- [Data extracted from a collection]
____

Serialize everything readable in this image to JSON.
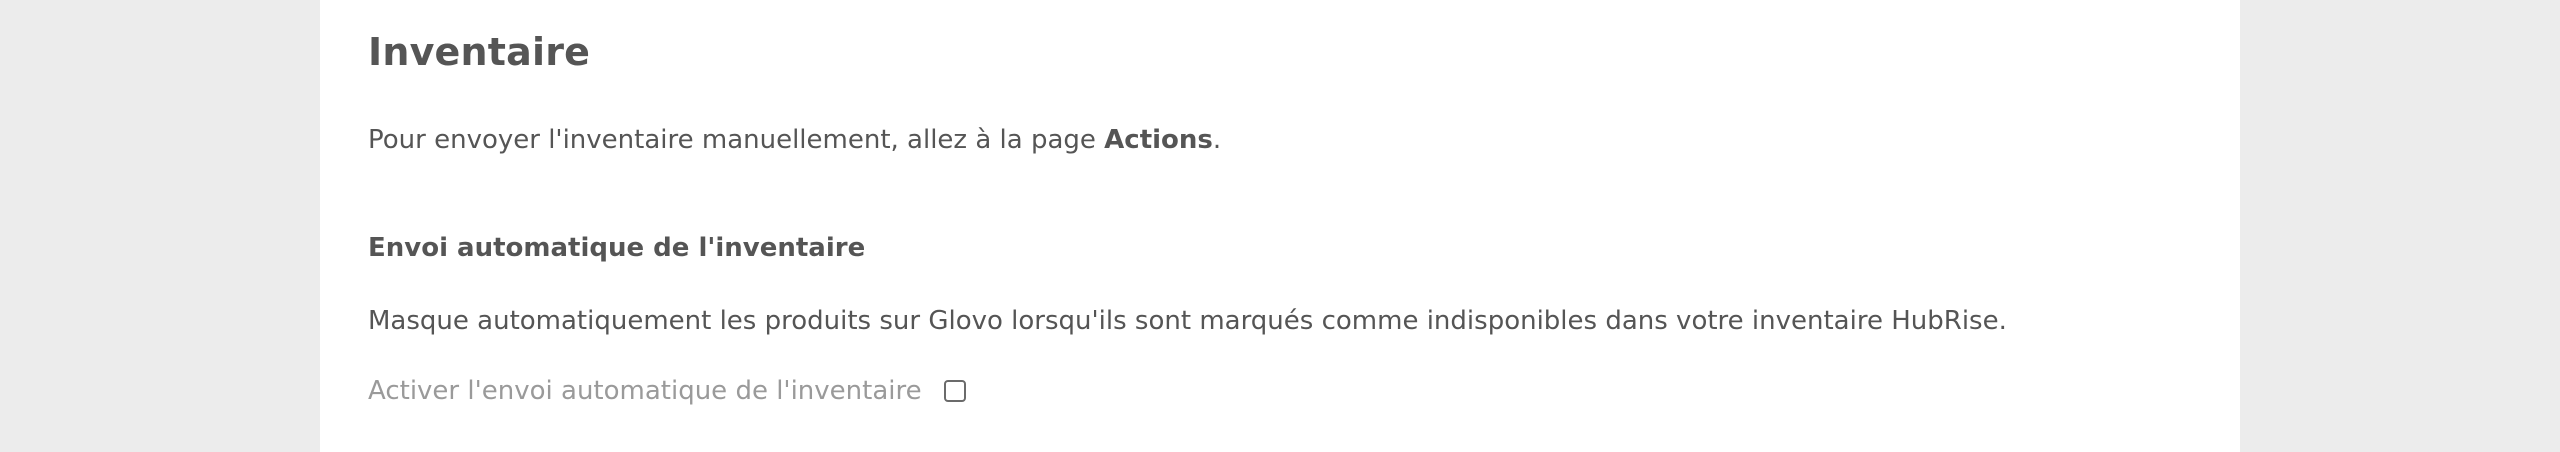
{
  "section": {
    "title": "Inventaire",
    "intro_prefix": "Pour envoyer l'inventaire manuellement, allez à la page ",
    "intro_link": "Actions",
    "intro_suffix": "."
  },
  "auto_send": {
    "title": "Envoi automatique de l'inventaire",
    "description": "Masque automatiquement les produits sur Glovo lorsqu'ils sont marqués comme indisponibles dans votre inventaire HubRise.",
    "toggle_label": "Activer l'envoi automatique de l'inventaire",
    "checked": false
  }
}
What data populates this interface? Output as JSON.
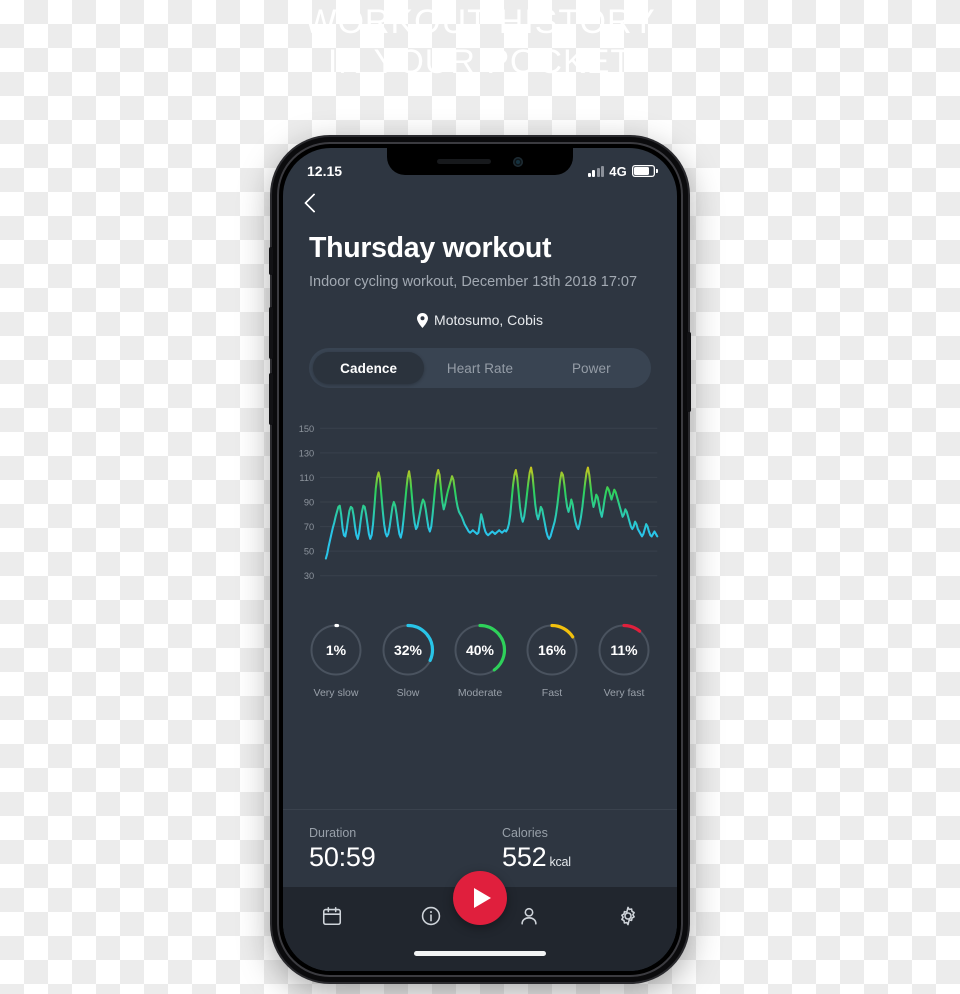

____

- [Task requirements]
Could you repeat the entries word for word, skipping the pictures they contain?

- [Expected answer]
Serialize everything readable in this image to JSON.
{
  "section": {
    "title": "Inventaire",
    "intro_prefix": "Pour envoyer l'inventaire manuellement, allez à la page ",
    "intro_link": "Actions",
    "intro_suffix": "."
  },
  "auto_send": {
    "title": "Envoi automatique de l'inventaire",
    "description": "Masque automatiquement les produits sur Glovo lorsqu'ils sont marqués comme indisponibles dans votre inventaire HubRise.",
    "toggle_label": "Activer l'envoi automatique de l'inventaire",
    "checked": false
  }
}
What data populates this interface? Output as JSON.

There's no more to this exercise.